The Day of Silence, or Nyepi, is an important Hindu holiday celebrated in Bali and other parts of Indonesia. It marks the start of the Saka New Year, a lunar calendar based on the Balinese Pawukon system. This annual celebration usually takes place in March or April and involves a day of complete silence and inactivity. On this day, all lights are turned off and people stay indoors, abstaining from any kind of entertainment or pleasure.

Nyepi is a time for self-reflection and meditation, as well as a time to give thanks to the gods. The day before Nyepi is known as “Pengerupukan”, and it is marked by a parade of ogoh-ogoh, which are giant effigies of demons made of bamboo, paper, and cloth. People also make offerings of food, coins, and flowers to appease the evil spirits.

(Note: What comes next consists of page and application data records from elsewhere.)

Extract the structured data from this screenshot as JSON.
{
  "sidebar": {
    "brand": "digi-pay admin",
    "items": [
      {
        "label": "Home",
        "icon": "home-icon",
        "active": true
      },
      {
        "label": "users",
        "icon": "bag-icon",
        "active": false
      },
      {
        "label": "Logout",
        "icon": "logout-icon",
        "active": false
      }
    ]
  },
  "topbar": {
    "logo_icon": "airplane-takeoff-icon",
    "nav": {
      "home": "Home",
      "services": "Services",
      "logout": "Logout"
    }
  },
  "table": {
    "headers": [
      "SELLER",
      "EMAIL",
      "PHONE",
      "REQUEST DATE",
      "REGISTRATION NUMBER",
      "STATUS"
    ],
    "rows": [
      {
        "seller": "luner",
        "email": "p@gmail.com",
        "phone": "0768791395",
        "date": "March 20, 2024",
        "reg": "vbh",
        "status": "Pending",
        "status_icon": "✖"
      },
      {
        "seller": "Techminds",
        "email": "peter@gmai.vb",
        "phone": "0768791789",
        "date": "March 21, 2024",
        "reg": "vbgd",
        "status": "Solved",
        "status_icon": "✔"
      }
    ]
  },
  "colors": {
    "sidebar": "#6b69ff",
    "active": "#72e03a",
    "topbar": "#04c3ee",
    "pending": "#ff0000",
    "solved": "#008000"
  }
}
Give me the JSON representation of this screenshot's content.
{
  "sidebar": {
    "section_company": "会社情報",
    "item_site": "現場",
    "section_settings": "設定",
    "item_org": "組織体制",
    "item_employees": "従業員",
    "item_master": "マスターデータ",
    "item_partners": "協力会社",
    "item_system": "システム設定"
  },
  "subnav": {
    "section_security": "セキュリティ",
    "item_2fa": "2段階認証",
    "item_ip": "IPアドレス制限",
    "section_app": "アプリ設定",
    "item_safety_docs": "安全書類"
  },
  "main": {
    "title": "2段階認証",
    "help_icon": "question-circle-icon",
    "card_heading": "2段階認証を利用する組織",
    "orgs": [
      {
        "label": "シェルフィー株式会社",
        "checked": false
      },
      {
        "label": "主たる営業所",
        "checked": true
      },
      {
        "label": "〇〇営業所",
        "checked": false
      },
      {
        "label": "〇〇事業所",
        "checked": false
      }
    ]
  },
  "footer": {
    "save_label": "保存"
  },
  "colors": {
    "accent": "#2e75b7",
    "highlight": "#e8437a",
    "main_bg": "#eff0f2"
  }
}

To observe Nyepi, one should avoid leaving the house, working, eating, making noise, or engaging in any kind of entertainment. Instead, one should focus on meditating and reflecting on their life and goals. Additionally, it is customary to light candles and incense to honor the gods. After the day of Nyepi has passed, people then gather together and celebrate with traditional dances, music, and feasting.